<<<<
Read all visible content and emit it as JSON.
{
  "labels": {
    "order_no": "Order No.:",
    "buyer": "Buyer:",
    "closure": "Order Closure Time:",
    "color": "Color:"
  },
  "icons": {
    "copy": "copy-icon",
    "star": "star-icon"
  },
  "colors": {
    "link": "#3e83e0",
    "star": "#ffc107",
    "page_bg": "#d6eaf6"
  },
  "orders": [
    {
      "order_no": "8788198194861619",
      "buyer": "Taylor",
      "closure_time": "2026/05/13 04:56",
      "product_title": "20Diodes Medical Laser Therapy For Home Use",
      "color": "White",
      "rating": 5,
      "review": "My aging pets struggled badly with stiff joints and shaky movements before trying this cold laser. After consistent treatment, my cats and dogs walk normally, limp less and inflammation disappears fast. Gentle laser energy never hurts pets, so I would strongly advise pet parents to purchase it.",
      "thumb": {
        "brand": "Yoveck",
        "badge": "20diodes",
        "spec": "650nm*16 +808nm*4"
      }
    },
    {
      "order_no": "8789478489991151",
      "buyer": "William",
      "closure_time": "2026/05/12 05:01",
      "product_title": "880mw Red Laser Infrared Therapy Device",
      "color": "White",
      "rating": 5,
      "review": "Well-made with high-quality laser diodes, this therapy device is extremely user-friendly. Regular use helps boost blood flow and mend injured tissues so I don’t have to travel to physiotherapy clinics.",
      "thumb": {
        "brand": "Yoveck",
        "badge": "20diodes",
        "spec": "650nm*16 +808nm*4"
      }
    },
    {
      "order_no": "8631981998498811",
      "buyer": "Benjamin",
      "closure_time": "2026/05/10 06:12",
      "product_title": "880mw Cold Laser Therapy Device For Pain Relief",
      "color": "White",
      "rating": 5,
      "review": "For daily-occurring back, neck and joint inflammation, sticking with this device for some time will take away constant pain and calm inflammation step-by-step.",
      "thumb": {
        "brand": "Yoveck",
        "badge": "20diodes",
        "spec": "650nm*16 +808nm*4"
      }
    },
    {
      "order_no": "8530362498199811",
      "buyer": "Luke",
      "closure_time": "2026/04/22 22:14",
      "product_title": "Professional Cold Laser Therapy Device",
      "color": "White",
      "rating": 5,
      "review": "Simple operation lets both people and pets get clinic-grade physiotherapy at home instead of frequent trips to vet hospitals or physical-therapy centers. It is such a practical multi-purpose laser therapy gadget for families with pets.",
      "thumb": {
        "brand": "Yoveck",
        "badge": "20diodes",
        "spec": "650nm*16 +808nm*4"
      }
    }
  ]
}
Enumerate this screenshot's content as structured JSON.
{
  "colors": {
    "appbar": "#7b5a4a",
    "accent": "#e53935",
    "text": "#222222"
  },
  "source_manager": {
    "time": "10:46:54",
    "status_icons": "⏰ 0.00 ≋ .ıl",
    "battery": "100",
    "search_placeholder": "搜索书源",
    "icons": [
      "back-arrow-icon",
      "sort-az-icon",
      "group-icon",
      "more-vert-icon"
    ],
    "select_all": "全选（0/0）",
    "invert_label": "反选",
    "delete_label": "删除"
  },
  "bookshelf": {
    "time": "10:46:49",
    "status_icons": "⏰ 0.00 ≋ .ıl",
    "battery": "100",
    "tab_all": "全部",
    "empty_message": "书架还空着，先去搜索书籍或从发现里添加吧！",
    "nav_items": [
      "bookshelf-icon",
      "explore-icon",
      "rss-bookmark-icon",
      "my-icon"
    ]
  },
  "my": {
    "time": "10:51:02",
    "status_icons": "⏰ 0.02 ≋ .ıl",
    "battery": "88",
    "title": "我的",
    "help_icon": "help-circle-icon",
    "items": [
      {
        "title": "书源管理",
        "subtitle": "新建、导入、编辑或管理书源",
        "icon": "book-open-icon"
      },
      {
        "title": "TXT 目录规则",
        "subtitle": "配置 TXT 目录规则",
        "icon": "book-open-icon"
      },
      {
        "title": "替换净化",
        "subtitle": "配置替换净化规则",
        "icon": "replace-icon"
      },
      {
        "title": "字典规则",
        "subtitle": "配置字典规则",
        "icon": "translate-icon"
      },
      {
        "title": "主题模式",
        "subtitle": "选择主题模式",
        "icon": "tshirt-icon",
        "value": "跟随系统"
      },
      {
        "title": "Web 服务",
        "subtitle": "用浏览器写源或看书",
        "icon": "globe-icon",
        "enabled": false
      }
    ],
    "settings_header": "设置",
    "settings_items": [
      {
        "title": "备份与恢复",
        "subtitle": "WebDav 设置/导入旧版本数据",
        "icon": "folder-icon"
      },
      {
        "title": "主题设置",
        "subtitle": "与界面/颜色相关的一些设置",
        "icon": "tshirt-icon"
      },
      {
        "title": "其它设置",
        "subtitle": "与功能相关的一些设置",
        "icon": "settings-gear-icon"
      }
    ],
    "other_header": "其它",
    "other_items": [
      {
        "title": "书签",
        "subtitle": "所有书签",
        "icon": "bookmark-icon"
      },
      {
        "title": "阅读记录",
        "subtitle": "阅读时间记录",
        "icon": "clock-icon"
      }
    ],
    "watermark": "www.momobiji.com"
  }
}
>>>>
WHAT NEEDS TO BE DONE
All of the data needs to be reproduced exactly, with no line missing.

RESPONSE BELOW
Read all visible content and emit it as JSON.
{
  "labels": {
    "order_no": "Order No.:",
    "buyer": "Buyer:",
    "closure": "Order Closure Time:",
    "color": "Color:"
  },
  "icons": {
    "copy": "copy-icon",
    "star": "star-icon"
  },
  "colors": {
    "link": "#3e83e0",
    "star": "#ffc107",
    "page_bg": "#d6eaf6"
  },
  "orders": [
    {
      "order_no": "8788198194861619",
      "buyer": "Taylor",
      "closure_time": "2026/05/13 04:56",
      "product_title": "20Diodes Medical Laser Therapy For Home Use",
      "color": "White",
      "rating": 5,
      "review": "My aging pets struggled badly with stiff joints and shaky movements before trying this cold laser. After consistent treatment, my cats and dogs walk normally, limp less and inflammation disappears fast. Gentle laser energy never hurts pets, so I would strongly advise pet parents to purchase it.",
      "thumb": {
        "brand": "Yoveck",
        "badge": "20diodes",
        "spec": "650nm*16 +808nm*4"
      }
    },
    {
      "order_no": "8789478489991151",
      "buyer": "William",
      "closure_time": "2026/05/12 05:01",
      "product_title": "880mw Red Laser Infrared Therapy Device",
      "color": "White",
      "rating": 5,
      "review": "Well-made with high-quality laser diodes, this therapy device is extremely user-friendly. Regular use helps boost blood flow and mend injured tissues so I don’t have to travel to physiotherapy clinics.",
      "thumb": {
        "brand": "Yoveck",
        "badge": "20diodes",
        "spec": "650nm*16 +808nm*4"
      }
    },
    {
      "order_no": "8631981998498811",
      "buyer": "Benjamin",
      "closure_time": "2026/05/10 06:12",
      "product_title": "880mw Cold Laser Therapy Device For Pain Relief",
      "color": "White",
      "rating": 5,
      "review": "For daily-occurring back, neck and joint inflammation, sticking with this device for some time will take away constant pain and calm inflammation step-by-step.",
      "thumb": {
        "brand": "Yoveck",
        "badge": "20diodes",
        "spec": "650nm*16 +808nm*4"
      }
    },
    {
      "order_no": "8530362498199811",
      "buyer": "Luke",
      "closure_time": "2026/04/22 22:14",
      "product_title": "Professional Cold Laser Therapy Device",
      "color": "White",
      "rating": 5,
      "review": "Simple operation lets both people and pets get clinic-grade physiotherapy at home instead of frequent trips to vet hospitals or physical-therapy centers. It is such a practical multi-purpose laser therapy gadget for families with pets.",
      "thumb": {
        "brand": "Yoveck",
        "badge": "20diodes",
        "spec": "650nm*16 +808nm*4"
      }
    }
  ]
}
Enumerate this screenshot's content as structured JSON.
{
  "colors": {
    "appbar": "#7b5a4a",
    "accent": "#e53935",
    "text": "#222222"
  },
  "source_manager": {
    "time": "10:46:54",
    "status_icons": "⏰ 0.00 ≋ .ıl",
    "battery": "100",
    "search_placeholder": "搜索书源",
    "icons": [
      "back-arrow-icon",
      "sort-az-icon",
      "group-icon",
      "more-vert-icon"
    ],
    "select_all": "全选（0/0）",
    "invert_label": "反选",
    "delete_label": "删除"
  },
  "bookshelf": {
    "time": "10:46:49",
    "status_icons": "⏰ 0.00 ≋ .ıl",
    "battery": "100",
    "tab_all": "全部",
    "empty_message": "书架还空着，先去搜索书籍或从发现里添加吧！",
    "nav_items": [
      "bookshelf-icon",
      "explore-icon",
      "rss-bookmark-icon",
      "my-icon"
    ]
  },
  "my": {
    "time": "10:51:02",
    "status_icons": "⏰ 0.02 ≋ .ıl",
    "battery": "88",
    "title": "我的",
    "help_icon": "help-circle-icon",
    "items": [
      {
        "title": "书源管理",
        "subtitle": "新建、导入、编辑或管理书源",
        "icon": "book-open-icon"
      },
      {
        "title": "TXT 目录规则",
        "subtitle": "配置 TXT 目录规则",
        "icon": "book-open-icon"
      },
      {
        "title": "替换净化",
        "subtitle": "配置替换净化规则",
        "icon": "replace-icon"
      },
      {
        "title": "字典规则",
        "subtitle": "配置字典规则",
        "icon": "translate-icon"
      },
      {
        "title": "主题模式",
        "subtitle": "选择主题模式",
        "icon": "tshirt-icon",
        "value": "跟随系统"
      },
      {
        "title": "Web 服务",
        "subtitle": "用浏览器写源或看书",
        "icon": "globe-icon",
        "enabled": false
      }
    ],
    "settings_header": "设置",
    "settings_items": [
      {
        "title": "备份与恢复",
        "subtitle": "WebDav 设置/导入旧版本数据",
        "icon": "folder-icon"
      },
      {
        "title": "主题设置",
        "subtitle": "与界面/颜色相关的一些设置",
        "icon": "tshirt-icon"
      },
      {
        "title": "其它设置",
        "subtitle": "与功能相关的一些设置",
        "icon": "settings-gear-icon"
      }
    ],
    "other_header": "其它",
    "other_items": [
      {
        "title": "书签",
        "subtitle": "所有书签",
        "icon": "bookmark-icon"
      },
      {
        "title": "阅读记录",
        "subtitle": "阅读时间记录",
        "icon": "clock-icon"
      }
    ],
    "watermark": "www.momobiji.com"
  }
}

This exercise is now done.